Looking forward to a few months from now will be springtime in Russia, and what better time to go on a Trans-Siberian Experience than when the flowers are beginning to bloom and the skies are turning blue? Spring symbolises rebirth, regrowth and rejuvenation in Russia as in many other cultures. This season in Russia marks a change in the pace of life for many locals, who take time out to be with their families and enjoy the pleasures that life can bring. Although the weather in spring, between March and May, can be a little changeable, there are plenty of things to see and do during your visit.
When does springtime begin?
Often, we consider spring to begin towards the end of March and last through to May. In Russia, however, spring doesn’t truly begin until the first few weeks of May and even then there are some flurries of snow here and there. Much of Russia, in March, is covered in slush from the melting snow which disguises the true beauty of the landscape. This isn’t to say that slush or snow should dictate the time of your visit but it’s worth bearing in mind if you’re looking to visit when it’s warm and sunny.
Given the size of the country, temperatures in each city of Russia vary during spring, with Astrakhan proving to be the warmest in May. Irkutsk is one of the coldest cities in Russia throughout the year with temperatures hardly rising above 22 degrees in the summer. March sees very cold temperatures throughout much of Russia, but the weather does improve in places during April and May to unveil days without a bitter chill.
The season of “dacha”
Springtime marks the season of “dacha”, when many residents take time out to visit their country retreats. A dacha is the Russian term for a seasonal or year-round second home. Often springtime is the ideal time to make use of them. This time of year allows residents to feel closer to nature and take time for themselves and their families. Barbecues and picnics are among some of the popular family activities enjoyed when people go to their dacha in the countryside.
Public holidays and festivals
There are some popular and important public holidays and festivals in Russia during the spring. On 1st May people gather to celebrate Labour Day, a holiday which used to feature parades in many of Russia’s cities.
9th May is Victory Day, a day when Russia celebrates the war efforts of their country in the Second World War. It is by far one of the most popular public holiday in Russia. A military parade is held in Moscow on the day to pay tribute to war veterans and in memory of the many soldiers who lost their lives in the war. Usually there is a spectacular firework display to be enjoyed in the evening.

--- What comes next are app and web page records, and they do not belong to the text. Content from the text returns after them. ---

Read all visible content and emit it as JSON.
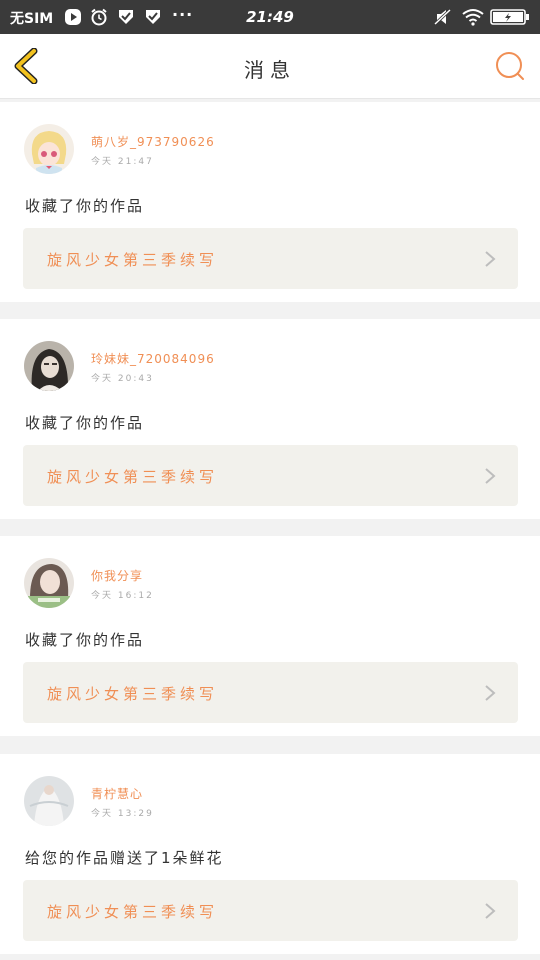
{
  "status_bar": {
    "carrier": "无SIM",
    "time": "21:49",
    "more": "···"
  },
  "header": {
    "title": "消息"
  },
  "messages": [
    {
      "username": "萌八岁_973790626",
      "time": "今天 21:47",
      "action": "收藏了你的作品",
      "work_title": "旋风少女第三季续写"
    },
    {
      "username": "玲妹妹_720084096",
      "time": "今天 20:43",
      "action": "收藏了你的作品",
      "work_title": "旋风少女第三季续写"
    },
    {
      "username": "你我分享",
      "time": "今天 16:12",
      "action": "收藏了你的作品",
      "work_title": "旋风少女第三季续写"
    },
    {
      "username": "青柠慧心",
      "time": "今天 13:29",
      "action": "给您的作品赠送了1朵鲜花",
      "work_title": "旋风少女第三季续写"
    }
  ],
  "colors": {
    "accent": "#f08f55",
    "back_arrow": "#f2c21f",
    "status_bar": "#3a3a3a"
  }
}
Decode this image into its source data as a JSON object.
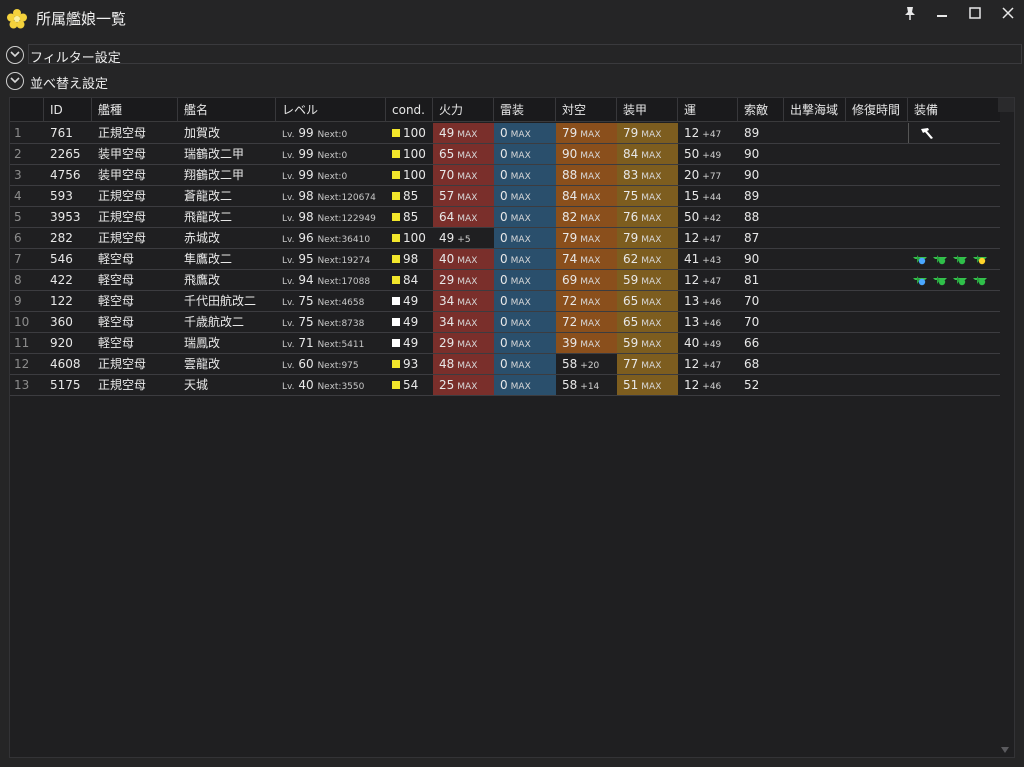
{
  "window": {
    "title": "所属艦娘一覧",
    "controls": [
      "pin",
      "minimize",
      "maximize",
      "close"
    ]
  },
  "sections": {
    "filter_label": "フィルター設定",
    "sort_label": "並べ替え設定"
  },
  "columns": {
    "no": "",
    "id": "ID",
    "type": "艦種",
    "name": "艦名",
    "level": "レベル",
    "cond": "cond.",
    "fire": "火力",
    "torpedo": "雷装",
    "aa": "対空",
    "armor": "装甲",
    "luck": "運",
    "los": "索敵",
    "sortie": "出撃海域",
    "repair": "修復時間",
    "equip": "装備"
  },
  "labels": {
    "lv": "Lv.",
    "next": "Next:",
    "max": "MAX"
  },
  "colors": {
    "fire": "#7a2f2b",
    "torpedo": "#2a4f6c",
    "aa": "#8a4f1c",
    "armor": "#7d5d1f",
    "cond_yellow": "#f2e62b",
    "cond_white": "#ffffff"
  },
  "rows": [
    {
      "no": "1",
      "id": "761",
      "type": "正規空母",
      "name": "加賀改",
      "lv": "99",
      "next": "0",
      "cond": "100",
      "cond_color": "yellow",
      "fire": "49",
      "fire_max": true,
      "fire_plus": "",
      "torp": "0",
      "aa": "79",
      "aa_max": true,
      "aa_plus": "",
      "armor": "79",
      "armor_max": true,
      "luck": "12",
      "luck_plus": "+47",
      "los": "89",
      "equip": "hammer-icon"
    },
    {
      "no": "2",
      "id": "2265",
      "type": "装甲空母",
      "name": "瑞鶴改二甲",
      "lv": "99",
      "next": "0",
      "cond": "100",
      "cond_color": "yellow",
      "fire": "65",
      "fire_max": true,
      "fire_plus": "",
      "torp": "0",
      "aa": "90",
      "aa_max": true,
      "aa_plus": "",
      "armor": "84",
      "armor_max": true,
      "luck": "50",
      "luck_plus": "+49",
      "los": "90",
      "equip": ""
    },
    {
      "no": "3",
      "id": "4756",
      "type": "装甲空母",
      "name": "翔鶴改二甲",
      "lv": "99",
      "next": "0",
      "cond": "100",
      "cond_color": "yellow",
      "fire": "70",
      "fire_max": true,
      "fire_plus": "",
      "torp": "0",
      "aa": "88",
      "aa_max": true,
      "aa_plus": "",
      "armor": "83",
      "armor_max": true,
      "luck": "20",
      "luck_plus": "+77",
      "los": "90",
      "equip": ""
    },
    {
      "no": "4",
      "id": "593",
      "type": "正規空母",
      "name": "蒼龍改二",
      "lv": "98",
      "next": "120674",
      "cond": "85",
      "cond_color": "yellow",
      "fire": "57",
      "fire_max": true,
      "fire_plus": "",
      "torp": "0",
      "aa": "84",
      "aa_max": true,
      "aa_plus": "",
      "armor": "75",
      "armor_max": true,
      "luck": "15",
      "luck_plus": "+44",
      "los": "89",
      "equip": ""
    },
    {
      "no": "5",
      "id": "3953",
      "type": "正規空母",
      "name": "飛龍改二",
      "lv": "98",
      "next": "122949",
      "cond": "85",
      "cond_color": "yellow",
      "fire": "64",
      "fire_max": true,
      "fire_plus": "",
      "torp": "0",
      "aa": "82",
      "aa_max": true,
      "aa_plus": "",
      "armor": "76",
      "armor_max": true,
      "luck": "50",
      "luck_plus": "+42",
      "los": "88",
      "equip": ""
    },
    {
      "no": "6",
      "id": "282",
      "type": "正規空母",
      "name": "赤城改",
      "lv": "96",
      "next": "36410",
      "cond": "100",
      "cond_color": "yellow",
      "fire": "49",
      "fire_max": false,
      "fire_plus": "+5",
      "torp": "0",
      "aa": "79",
      "aa_max": true,
      "aa_plus": "",
      "armor": "79",
      "armor_max": true,
      "luck": "12",
      "luck_plus": "+47",
      "los": "87",
      "equip": ""
    },
    {
      "no": "7",
      "id": "546",
      "type": "軽空母",
      "name": "隼鷹改二",
      "lv": "95",
      "next": "19274",
      "cond": "98",
      "cond_color": "yellow",
      "fire": "40",
      "fire_max": true,
      "fire_plus": "",
      "torp": "0",
      "aa": "74",
      "aa_max": true,
      "aa_plus": "",
      "armor": "62",
      "armor_max": true,
      "luck": "41",
      "luck_plus": "+43",
      "los": "90",
      "equip": "planes-a"
    },
    {
      "no": "8",
      "id": "422",
      "type": "軽空母",
      "name": "飛鷹改",
      "lv": "94",
      "next": "17088",
      "cond": "84",
      "cond_color": "yellow",
      "fire": "29",
      "fire_max": true,
      "fire_plus": "",
      "torp": "0",
      "aa": "69",
      "aa_max": true,
      "aa_plus": "",
      "armor": "59",
      "armor_max": true,
      "luck": "12",
      "luck_plus": "+47",
      "los": "81",
      "equip": "planes-b"
    },
    {
      "no": "9",
      "id": "122",
      "type": "軽空母",
      "name": "千代田航改二",
      "lv": "75",
      "next": "4658",
      "cond": "49",
      "cond_color": "white",
      "fire": "34",
      "fire_max": true,
      "fire_plus": "",
      "torp": "0",
      "aa": "72",
      "aa_max": true,
      "aa_plus": "",
      "armor": "65",
      "armor_max": true,
      "luck": "13",
      "luck_plus": "+46",
      "los": "70",
      "equip": ""
    },
    {
      "no": "10",
      "id": "360",
      "type": "軽空母",
      "name": "千歳航改二",
      "lv": "75",
      "next": "8738",
      "cond": "49",
      "cond_color": "white",
      "fire": "34",
      "fire_max": true,
      "fire_plus": "",
      "torp": "0",
      "aa": "72",
      "aa_max": true,
      "aa_plus": "",
      "armor": "65",
      "armor_max": true,
      "luck": "13",
      "luck_plus": "+46",
      "los": "70",
      "equip": ""
    },
    {
      "no": "11",
      "id": "920",
      "type": "軽空母",
      "name": "瑞鳳改",
      "lv": "71",
      "next": "5411",
      "cond": "49",
      "cond_color": "white",
      "fire": "29",
      "fire_max": true,
      "fire_plus": "",
      "torp": "0",
      "aa": "39",
      "aa_max": true,
      "aa_plus": "",
      "armor": "59",
      "armor_max": true,
      "luck": "40",
      "luck_plus": "+49",
      "los": "66",
      "equip": ""
    },
    {
      "no": "12",
      "id": "4608",
      "type": "正規空母",
      "name": "雲龍改",
      "lv": "60",
      "next": "975",
      "cond": "93",
      "cond_color": "yellow",
      "fire": "48",
      "fire_max": true,
      "fire_plus": "",
      "torp": "0",
      "aa": "58",
      "aa_max": false,
      "aa_plus": "+20",
      "armor": "77",
      "armor_max": true,
      "luck": "12",
      "luck_plus": "+47",
      "los": "68",
      "equip": ""
    },
    {
      "no": "13",
      "id": "5175",
      "type": "正規空母",
      "name": "天城",
      "lv": "40",
      "next": "3550",
      "cond": "54",
      "cond_color": "yellow",
      "fire": "25",
      "fire_max": true,
      "fire_plus": "",
      "torp": "0",
      "aa": "58",
      "aa_max": false,
      "aa_plus": "+14",
      "armor": "51",
      "armor_max": true,
      "luck": "12",
      "luck_plus": "+46",
      "los": "52",
      "equip": ""
    }
  ]
}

Maslenitsa celebrates the end of winter and the coming of spring. Maslenitsa translates as pancake week and revolves around the bliny pancake which symbolises the round, warm and golden sun. It is usually celebrated between February and March so is worth looking out for if you visit Russia in the very early spring. Maslenista begins on a Monday, which is the ‘meeting’ day, which is then followed by ‘fun’ on Tuesday, ‘sweet tooth’ on Wednesday, ‘feast’ on Thursday, ‘visiting mother-in-law’ on Friday, ‘visiting sister-in-law’ on Saturday, and, finally, culminates with a ‘farewell’ ‘forgiveness day’ on the Sunday.
Of course, there are plenty of things to see and do in Russia throughout the year, such as trying the wonderful Russian cuisine. Each city has an array of attractions and landmarks to visit and explore. Most attractions and landmarks are perfect for year-round visits but some events take place, more specifically, in spring. One of the main events of the Russian spring is the Moscow Garden Show, taking place between the 13-16 Mar 2014, where all sorts of attractions from landscapes to aqua designs are showcased. Visitors can explore the beautiful gardens in and around the show.